Dataset excerpts:
● ● ● ●
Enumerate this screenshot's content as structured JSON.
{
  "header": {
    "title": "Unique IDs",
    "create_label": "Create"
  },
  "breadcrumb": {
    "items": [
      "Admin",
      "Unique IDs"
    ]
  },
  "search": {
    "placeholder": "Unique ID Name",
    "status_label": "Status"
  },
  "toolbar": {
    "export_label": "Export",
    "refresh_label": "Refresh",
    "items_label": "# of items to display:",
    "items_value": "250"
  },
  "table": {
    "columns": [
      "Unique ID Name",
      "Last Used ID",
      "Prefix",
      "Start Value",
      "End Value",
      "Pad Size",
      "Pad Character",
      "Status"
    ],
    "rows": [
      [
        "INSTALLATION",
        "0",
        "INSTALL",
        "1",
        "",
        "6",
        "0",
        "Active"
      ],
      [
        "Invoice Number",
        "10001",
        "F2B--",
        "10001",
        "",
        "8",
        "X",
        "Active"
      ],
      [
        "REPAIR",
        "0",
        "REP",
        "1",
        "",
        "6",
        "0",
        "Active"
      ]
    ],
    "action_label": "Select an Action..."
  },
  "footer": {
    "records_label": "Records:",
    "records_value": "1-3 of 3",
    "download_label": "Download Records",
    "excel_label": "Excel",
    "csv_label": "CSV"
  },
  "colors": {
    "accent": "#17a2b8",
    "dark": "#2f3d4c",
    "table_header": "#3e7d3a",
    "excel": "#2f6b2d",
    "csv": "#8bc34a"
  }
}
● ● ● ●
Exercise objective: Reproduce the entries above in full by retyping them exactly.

Task result:
Enumerate this screenshot's content as structured JSON.
{
  "header": {
    "title": "Unique IDs",
    "create_label": "Create"
  },
  "breadcrumb": {
    "items": [
      "Admin",
      "Unique IDs"
    ]
  },
  "search": {
    "placeholder": "Unique ID Name",
    "status_label": "Status"
  },
  "toolbar": {
    "export_label": "Export",
    "refresh_label": "Refresh",
    "items_label": "# of items to display:",
    "items_value": "250"
  },
  "table": {
    "columns": [
      "Unique ID Name",
      "Last Used ID",
      "Prefix",
      "Start Value",
      "End Value",
      "Pad Size",
      "Pad Character",
      "Status"
    ],
    "rows": [
      [
        "INSTALLATION",
        "0",
        "INSTALL",
        "1",
        "",
        "6",
        "0",
        "Active"
      ],
      [
        "Invoice Number",
        "10001",
        "F2B--",
        "10001",
        "",
        "8",
        "X",
        "Active"
      ],
      [
        "REPAIR",
        "0",
        "REP",
        "1",
        "",
        "6",
        "0",
        "Active"
      ]
    ],
    "action_label": "Select an Action..."
  },
  "footer": {
    "records_label": "Records:",
    "records_value": "1-3 of 3",
    "download_label": "Download Records",
    "excel_label": "Excel",
    "csv_label": "CSV"
  },
  "colors": {
    "accent": "#17a2b8",
    "dark": "#2f3d4c",
    "table_header": "#3e7d3a",
    "excel": "#2f6b2d",
    "csv": "#8bc34a"
  }
}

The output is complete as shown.